This dominant narrative surrounding the inevitability of female objectification and victimhood is so powerful that it not only defines our concepts of reality but it even sets the parameters for how we think about entirely fictional worlds, even those taking place in the realms of fantasy and science fiction. It’s so normalized that when these elements are critiqued, the knee-jerk response I hear most often is that if these stories did not include the exploitation of women, then the game worlds would feel too “unrealistic” or “not historically accurate”. What does it say about our culture when games routinely bend or break the laws of physics and no one bats an eye? When dragons, ogres and magic are inserted into historically influenced settings without objection. We are perfectly willing to suspend our disbelief when it comes to multiple lives, superpowers, health regeneration and the ability to carry dozens of weapons and items in a massive invisible backpack. But somehow the idea of a world without sexual violence and exploitation is deemed too strange and too bizarre to be believable.

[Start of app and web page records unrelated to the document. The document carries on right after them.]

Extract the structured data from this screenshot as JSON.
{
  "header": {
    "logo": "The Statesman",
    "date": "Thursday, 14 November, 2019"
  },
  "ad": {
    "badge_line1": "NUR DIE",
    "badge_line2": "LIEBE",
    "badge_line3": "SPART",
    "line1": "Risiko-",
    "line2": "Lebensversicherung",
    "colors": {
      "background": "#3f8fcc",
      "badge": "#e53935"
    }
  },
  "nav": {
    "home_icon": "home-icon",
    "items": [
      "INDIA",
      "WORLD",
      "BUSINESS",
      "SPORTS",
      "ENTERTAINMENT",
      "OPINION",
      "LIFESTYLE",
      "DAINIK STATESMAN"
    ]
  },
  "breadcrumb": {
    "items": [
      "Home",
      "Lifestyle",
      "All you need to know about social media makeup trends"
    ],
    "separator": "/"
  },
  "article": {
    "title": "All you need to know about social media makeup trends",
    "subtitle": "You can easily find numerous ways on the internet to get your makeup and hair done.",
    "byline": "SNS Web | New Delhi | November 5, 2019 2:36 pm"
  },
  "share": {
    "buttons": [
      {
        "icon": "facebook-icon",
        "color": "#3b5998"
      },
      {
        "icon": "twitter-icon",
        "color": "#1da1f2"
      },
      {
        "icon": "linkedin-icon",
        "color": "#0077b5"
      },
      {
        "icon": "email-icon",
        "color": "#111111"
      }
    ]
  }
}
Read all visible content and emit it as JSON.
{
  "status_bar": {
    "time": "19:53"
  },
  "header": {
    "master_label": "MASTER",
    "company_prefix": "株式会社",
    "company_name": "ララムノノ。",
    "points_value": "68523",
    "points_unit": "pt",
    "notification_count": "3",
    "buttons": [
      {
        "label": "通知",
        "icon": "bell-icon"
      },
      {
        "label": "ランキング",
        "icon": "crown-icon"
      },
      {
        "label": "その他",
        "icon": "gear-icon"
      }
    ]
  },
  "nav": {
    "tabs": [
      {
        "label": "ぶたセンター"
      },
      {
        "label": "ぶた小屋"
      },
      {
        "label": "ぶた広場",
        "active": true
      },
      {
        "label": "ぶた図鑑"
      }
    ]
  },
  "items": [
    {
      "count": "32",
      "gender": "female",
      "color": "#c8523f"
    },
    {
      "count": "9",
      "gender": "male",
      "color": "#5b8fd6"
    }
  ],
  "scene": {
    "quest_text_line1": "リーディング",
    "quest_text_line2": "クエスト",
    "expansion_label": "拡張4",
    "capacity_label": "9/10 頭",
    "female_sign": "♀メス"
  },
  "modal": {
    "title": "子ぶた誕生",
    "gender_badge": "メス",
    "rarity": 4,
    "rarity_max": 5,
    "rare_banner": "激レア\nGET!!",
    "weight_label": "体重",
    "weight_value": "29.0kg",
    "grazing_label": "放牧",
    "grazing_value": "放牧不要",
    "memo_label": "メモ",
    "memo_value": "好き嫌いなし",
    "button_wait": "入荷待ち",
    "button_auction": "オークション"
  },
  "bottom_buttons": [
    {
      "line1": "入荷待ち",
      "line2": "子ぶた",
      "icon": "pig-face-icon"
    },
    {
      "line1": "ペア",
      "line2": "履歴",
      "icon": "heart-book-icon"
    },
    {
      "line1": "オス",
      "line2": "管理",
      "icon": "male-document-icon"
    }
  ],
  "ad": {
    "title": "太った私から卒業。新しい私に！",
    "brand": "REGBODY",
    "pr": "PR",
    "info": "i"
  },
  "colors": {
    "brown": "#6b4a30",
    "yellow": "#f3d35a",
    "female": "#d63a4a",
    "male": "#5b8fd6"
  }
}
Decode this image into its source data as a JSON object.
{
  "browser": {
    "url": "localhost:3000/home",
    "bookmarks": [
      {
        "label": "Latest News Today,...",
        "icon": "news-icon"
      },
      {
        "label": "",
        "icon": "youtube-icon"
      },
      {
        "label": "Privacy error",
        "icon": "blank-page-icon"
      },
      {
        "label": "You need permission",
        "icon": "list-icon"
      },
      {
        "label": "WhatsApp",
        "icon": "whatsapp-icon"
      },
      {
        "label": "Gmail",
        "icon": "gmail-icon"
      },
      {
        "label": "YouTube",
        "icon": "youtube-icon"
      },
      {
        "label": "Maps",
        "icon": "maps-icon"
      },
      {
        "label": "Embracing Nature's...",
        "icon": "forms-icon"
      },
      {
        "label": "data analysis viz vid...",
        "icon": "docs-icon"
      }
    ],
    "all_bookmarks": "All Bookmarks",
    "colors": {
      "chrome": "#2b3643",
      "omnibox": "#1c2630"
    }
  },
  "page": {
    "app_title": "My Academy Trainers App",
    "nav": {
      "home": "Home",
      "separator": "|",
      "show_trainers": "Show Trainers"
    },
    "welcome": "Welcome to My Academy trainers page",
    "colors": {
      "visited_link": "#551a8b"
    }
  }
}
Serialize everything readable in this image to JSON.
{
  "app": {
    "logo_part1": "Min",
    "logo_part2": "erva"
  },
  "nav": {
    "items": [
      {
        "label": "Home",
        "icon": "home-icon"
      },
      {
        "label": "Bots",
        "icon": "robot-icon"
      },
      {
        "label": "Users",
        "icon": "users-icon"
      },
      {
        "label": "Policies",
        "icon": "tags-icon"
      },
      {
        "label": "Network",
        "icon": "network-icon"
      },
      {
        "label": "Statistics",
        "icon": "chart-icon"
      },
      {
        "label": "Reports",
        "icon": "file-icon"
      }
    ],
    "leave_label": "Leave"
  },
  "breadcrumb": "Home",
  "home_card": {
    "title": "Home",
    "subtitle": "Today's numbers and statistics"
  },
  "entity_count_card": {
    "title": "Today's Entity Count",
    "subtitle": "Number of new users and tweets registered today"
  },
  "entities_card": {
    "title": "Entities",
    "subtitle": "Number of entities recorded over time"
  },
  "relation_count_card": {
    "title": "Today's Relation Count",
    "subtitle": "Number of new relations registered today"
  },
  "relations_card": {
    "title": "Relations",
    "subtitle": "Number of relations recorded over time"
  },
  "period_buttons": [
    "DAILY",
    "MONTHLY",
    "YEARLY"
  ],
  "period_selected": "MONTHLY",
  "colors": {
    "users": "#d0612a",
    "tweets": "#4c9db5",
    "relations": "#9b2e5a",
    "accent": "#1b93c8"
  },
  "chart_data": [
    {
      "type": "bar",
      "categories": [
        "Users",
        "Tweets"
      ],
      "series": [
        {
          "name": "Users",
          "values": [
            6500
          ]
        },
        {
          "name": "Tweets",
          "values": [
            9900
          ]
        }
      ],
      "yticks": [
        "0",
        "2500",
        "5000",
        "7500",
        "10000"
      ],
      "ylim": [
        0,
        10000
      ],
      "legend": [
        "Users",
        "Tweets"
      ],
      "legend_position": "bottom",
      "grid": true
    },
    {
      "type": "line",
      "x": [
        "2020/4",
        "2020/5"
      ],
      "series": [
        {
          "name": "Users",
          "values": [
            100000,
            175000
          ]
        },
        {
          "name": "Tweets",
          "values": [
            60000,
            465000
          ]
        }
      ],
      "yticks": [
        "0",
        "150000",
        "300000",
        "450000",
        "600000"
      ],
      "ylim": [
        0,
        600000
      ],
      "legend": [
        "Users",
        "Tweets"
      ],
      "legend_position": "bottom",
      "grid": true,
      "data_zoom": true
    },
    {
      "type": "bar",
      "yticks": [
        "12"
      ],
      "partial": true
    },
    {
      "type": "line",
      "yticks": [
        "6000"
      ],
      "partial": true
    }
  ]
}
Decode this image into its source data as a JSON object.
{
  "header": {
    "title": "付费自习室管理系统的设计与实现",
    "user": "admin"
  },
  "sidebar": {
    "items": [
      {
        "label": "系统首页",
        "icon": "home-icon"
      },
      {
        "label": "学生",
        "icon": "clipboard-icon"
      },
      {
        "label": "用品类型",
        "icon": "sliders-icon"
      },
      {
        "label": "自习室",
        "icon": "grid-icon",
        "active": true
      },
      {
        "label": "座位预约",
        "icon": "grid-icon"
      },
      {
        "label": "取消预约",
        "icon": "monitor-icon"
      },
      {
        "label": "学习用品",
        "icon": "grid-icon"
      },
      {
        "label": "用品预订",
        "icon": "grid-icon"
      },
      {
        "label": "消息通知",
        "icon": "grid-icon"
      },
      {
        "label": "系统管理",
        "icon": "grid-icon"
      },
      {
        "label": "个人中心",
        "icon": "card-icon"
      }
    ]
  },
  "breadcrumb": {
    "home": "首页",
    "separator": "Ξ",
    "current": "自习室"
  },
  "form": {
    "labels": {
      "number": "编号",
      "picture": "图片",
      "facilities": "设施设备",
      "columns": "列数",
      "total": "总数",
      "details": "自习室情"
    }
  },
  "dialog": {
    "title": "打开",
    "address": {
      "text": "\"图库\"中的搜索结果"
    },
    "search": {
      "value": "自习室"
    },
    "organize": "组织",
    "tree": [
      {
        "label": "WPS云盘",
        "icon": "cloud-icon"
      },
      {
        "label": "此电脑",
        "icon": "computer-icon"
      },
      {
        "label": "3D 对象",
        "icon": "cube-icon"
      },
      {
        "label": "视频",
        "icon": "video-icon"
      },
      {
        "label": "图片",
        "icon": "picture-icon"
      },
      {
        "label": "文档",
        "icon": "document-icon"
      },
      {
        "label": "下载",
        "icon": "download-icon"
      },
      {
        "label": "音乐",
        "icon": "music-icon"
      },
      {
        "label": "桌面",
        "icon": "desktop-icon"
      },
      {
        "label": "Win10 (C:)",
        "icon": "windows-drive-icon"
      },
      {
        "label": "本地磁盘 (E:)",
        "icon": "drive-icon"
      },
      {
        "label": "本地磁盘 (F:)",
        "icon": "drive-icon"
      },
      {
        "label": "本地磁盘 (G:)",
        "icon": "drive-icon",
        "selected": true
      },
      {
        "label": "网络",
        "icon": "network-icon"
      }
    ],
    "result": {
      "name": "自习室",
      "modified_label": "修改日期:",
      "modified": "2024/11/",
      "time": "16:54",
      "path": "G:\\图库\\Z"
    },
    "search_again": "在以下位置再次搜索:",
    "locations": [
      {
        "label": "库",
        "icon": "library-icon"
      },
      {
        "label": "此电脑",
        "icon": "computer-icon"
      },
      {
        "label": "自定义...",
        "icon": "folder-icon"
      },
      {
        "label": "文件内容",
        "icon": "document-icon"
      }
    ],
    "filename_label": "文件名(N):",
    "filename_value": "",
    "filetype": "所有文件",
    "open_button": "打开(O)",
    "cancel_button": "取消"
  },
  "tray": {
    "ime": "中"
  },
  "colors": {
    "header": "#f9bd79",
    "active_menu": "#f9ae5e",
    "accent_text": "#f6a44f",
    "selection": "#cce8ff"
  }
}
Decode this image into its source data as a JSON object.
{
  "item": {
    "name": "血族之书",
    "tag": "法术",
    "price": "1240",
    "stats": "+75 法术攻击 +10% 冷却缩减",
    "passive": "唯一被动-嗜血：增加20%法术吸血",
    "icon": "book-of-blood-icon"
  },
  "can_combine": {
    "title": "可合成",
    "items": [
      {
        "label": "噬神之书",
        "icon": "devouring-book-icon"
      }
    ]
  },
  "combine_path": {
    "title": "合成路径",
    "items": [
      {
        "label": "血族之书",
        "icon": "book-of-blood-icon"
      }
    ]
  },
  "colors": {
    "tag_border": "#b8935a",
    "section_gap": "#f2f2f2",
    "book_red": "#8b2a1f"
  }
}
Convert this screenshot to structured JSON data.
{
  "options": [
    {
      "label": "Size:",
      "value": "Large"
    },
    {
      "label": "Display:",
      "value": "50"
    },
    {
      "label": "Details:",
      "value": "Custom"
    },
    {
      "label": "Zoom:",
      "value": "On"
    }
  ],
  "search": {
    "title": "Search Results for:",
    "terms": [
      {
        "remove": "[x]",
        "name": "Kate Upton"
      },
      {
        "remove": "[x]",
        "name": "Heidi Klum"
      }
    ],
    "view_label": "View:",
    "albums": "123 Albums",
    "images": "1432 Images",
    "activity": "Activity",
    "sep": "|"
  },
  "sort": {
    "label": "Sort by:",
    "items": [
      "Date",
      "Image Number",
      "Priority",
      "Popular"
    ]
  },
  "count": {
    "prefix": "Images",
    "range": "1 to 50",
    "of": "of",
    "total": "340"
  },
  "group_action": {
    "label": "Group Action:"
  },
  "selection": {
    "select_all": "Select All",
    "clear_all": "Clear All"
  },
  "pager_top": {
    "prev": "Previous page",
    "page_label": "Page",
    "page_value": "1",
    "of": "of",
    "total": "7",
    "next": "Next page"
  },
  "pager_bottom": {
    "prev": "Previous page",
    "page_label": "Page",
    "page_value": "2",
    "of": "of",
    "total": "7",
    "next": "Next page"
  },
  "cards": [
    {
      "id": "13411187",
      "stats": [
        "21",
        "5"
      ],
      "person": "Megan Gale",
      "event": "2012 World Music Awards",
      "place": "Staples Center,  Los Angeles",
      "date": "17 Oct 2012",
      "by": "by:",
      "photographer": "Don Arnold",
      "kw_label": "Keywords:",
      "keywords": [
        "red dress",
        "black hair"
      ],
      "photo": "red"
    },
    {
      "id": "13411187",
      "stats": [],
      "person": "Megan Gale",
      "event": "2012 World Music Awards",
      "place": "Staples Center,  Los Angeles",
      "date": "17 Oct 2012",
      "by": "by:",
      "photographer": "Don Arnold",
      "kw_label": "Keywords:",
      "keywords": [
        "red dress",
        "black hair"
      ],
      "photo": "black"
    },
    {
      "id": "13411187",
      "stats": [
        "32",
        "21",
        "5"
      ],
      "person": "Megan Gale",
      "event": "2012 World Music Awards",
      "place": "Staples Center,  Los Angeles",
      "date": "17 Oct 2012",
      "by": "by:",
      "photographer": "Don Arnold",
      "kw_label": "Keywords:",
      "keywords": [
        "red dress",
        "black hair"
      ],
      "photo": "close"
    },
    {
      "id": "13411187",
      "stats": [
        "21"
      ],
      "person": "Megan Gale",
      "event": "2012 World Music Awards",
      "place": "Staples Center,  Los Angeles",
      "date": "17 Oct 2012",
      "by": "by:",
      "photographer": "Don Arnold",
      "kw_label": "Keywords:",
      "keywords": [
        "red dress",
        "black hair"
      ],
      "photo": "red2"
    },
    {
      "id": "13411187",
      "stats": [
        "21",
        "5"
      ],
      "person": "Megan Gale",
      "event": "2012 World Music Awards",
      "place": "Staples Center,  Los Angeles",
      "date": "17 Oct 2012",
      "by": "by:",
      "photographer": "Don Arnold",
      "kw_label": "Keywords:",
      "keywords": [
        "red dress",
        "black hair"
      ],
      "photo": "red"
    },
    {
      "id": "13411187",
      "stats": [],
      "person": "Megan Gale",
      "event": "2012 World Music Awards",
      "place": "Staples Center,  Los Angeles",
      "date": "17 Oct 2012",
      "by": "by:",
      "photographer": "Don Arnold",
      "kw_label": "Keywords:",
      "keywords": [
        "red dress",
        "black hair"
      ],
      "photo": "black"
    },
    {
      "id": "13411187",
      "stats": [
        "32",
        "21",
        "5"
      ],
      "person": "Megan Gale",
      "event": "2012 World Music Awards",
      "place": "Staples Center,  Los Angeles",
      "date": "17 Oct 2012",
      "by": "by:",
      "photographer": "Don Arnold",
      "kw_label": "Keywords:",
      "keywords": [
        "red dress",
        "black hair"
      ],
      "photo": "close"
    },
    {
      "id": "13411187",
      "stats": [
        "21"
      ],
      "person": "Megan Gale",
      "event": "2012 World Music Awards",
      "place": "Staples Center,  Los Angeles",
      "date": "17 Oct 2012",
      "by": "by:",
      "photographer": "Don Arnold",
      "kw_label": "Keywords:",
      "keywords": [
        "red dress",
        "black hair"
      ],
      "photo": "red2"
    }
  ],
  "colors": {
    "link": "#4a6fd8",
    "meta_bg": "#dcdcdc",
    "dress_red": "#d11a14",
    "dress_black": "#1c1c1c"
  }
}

it is important for feminist-minded men to actively analyze their own presence, words, and actions to ensure that they are not making the women around them feel uncomfortable or unsafe
i never understand why non-white characters can’t just be described as fucking brown
they gotta be caramel, mocha, dark chocolatey, cocoa, whatever nonsense
can we start describing white characters with food terms too? “her milk-white arms.” “his light mayonaisse face.” “her hair was the color of dijon mustard.” yeah. sounds about right.
Singaporean documentary banned
At a time of ISIS and Ebola, the government of Singapore has found an unlikely threat to national security – a documentary by independent filmmaker Tan Pin Pin that includes interviews with former communists. Its decision today to ban her film, To Singapore With Love, is not just disproportionate. It is also an insult to Singaporeans, who are in effect being told that they are not smart enough to engage critically with Tan’s film, no matter how biased it may be, and to weigh what her interviewees claim against what the official history states.
The government says that the film is unfair to the good work done by security agencies in combating communism. But, surely that battle was important precisely because our emerging system of democratic government was at stake. We would honour those who defended Singapore against communist overthrow by living up to their faith in the young nation’s capacity to deal with ideological differences through open competition – not by grasping at commie-style censorship. Unfortunately, that irony in its latest move appears to be lost on the government.